▶ _Dataset excerpts_:
○ ○ ○

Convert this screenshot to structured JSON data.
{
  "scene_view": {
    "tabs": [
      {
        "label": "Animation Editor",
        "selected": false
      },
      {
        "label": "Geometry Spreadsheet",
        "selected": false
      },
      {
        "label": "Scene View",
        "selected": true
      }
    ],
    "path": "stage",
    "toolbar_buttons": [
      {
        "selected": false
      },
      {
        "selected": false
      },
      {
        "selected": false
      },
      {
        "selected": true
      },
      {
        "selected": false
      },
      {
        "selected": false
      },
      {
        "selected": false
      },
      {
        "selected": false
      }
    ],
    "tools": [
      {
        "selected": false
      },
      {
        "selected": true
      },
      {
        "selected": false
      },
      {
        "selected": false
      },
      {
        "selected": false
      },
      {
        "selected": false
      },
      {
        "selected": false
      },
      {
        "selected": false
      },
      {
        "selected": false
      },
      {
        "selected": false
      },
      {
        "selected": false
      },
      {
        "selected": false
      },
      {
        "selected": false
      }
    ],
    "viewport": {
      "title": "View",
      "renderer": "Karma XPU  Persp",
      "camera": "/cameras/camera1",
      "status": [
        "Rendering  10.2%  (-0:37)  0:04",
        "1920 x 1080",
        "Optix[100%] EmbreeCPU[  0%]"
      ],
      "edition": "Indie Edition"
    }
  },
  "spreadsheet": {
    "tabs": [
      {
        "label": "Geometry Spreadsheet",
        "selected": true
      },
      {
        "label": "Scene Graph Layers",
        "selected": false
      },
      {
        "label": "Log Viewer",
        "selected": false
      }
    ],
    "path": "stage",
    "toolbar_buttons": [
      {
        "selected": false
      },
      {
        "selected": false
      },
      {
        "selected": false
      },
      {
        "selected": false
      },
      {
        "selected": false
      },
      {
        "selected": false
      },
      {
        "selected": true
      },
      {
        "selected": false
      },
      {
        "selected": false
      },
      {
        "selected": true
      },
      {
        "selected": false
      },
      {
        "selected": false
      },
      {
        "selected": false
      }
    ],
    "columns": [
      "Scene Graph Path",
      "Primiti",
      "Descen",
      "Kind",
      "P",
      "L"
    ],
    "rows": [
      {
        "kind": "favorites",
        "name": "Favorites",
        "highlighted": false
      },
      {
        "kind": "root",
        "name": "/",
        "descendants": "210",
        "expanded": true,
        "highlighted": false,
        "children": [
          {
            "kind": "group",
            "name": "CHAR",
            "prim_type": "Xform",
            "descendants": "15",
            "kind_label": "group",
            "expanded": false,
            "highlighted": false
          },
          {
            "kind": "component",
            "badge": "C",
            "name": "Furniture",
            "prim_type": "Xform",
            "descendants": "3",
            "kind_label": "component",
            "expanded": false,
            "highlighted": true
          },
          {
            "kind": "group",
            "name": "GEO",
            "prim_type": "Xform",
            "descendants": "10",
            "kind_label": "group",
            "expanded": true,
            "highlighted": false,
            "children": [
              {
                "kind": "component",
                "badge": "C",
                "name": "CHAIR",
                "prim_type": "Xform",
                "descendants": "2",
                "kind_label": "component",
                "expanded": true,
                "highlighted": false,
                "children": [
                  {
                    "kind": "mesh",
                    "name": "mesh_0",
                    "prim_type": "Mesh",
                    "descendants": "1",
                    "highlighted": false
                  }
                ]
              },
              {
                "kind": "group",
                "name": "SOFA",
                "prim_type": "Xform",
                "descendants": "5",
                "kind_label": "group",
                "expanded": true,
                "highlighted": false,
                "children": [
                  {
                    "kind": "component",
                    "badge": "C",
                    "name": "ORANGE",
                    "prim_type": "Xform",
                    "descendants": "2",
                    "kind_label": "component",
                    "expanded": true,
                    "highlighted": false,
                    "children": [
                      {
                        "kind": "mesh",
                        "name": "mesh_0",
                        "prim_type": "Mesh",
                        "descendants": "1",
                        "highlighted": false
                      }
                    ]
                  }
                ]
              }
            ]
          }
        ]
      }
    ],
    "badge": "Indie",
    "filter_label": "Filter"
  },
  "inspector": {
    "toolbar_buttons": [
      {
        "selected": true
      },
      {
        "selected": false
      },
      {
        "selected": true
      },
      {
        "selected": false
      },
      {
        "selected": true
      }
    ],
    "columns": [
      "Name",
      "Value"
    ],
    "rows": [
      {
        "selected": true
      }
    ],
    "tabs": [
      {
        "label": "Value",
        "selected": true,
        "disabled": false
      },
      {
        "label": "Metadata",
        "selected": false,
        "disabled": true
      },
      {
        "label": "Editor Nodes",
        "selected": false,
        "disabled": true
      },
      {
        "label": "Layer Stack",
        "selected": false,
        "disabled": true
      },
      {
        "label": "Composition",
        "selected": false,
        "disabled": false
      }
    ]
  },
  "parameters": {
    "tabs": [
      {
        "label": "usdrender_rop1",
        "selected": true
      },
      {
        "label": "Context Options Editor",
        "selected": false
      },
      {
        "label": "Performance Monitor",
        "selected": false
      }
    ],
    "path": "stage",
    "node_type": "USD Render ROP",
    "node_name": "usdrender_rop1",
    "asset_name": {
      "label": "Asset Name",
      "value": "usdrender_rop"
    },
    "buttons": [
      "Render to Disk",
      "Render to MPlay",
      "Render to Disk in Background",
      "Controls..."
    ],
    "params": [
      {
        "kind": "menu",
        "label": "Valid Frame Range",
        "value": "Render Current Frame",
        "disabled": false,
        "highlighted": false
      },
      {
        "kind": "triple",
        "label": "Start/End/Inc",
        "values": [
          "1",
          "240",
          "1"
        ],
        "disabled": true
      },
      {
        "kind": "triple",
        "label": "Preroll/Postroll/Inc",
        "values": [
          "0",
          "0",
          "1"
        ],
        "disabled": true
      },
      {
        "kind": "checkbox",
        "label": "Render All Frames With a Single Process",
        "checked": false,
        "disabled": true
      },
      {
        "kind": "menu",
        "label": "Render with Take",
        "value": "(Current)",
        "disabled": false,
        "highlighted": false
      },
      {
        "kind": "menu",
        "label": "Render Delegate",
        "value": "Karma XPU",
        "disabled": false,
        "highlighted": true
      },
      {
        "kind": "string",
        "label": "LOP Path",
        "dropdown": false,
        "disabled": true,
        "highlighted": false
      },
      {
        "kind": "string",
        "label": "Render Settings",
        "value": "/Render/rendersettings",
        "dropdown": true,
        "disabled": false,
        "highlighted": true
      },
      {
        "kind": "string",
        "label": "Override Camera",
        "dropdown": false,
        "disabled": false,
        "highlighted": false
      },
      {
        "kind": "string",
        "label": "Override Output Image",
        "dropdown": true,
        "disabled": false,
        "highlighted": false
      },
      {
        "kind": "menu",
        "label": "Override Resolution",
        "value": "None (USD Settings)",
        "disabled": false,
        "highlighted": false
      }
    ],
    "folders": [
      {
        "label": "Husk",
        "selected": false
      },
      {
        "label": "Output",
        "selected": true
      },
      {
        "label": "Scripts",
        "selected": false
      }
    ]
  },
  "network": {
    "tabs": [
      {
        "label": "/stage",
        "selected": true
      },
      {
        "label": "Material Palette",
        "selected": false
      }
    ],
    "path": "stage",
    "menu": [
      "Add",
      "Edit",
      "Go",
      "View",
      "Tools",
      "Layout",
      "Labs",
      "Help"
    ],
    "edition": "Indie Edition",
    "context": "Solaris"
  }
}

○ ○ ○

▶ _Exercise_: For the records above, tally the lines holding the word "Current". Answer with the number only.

▶ _Task response_: 2